[Items listed in a dataset]
┌──

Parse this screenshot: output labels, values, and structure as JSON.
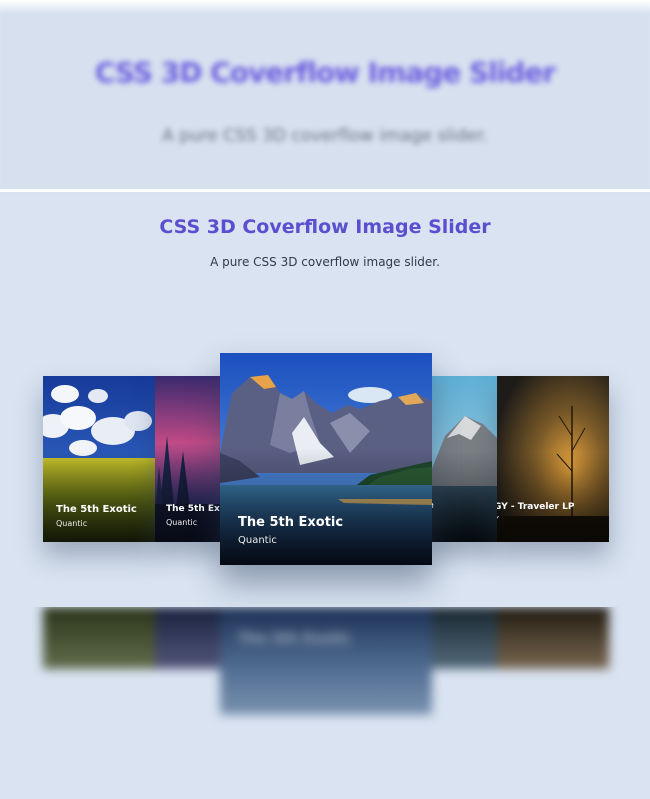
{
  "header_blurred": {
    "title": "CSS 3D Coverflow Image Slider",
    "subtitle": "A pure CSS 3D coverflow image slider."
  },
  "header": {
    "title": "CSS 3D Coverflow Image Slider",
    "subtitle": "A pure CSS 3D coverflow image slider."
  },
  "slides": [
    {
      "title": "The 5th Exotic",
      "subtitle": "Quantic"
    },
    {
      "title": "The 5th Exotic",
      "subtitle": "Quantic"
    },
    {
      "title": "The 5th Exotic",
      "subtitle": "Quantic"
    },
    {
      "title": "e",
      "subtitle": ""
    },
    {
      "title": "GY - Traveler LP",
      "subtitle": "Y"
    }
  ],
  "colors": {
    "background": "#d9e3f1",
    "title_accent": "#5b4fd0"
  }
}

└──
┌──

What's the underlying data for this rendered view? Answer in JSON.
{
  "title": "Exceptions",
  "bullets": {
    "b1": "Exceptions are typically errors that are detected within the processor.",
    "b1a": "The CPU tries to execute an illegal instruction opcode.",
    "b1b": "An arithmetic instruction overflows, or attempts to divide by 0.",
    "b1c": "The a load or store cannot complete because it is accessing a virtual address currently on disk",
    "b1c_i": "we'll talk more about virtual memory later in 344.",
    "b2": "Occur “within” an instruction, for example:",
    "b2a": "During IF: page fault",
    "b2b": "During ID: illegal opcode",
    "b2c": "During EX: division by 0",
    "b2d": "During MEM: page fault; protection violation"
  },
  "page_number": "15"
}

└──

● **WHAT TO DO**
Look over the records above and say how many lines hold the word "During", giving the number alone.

● **TASK RESULT**
4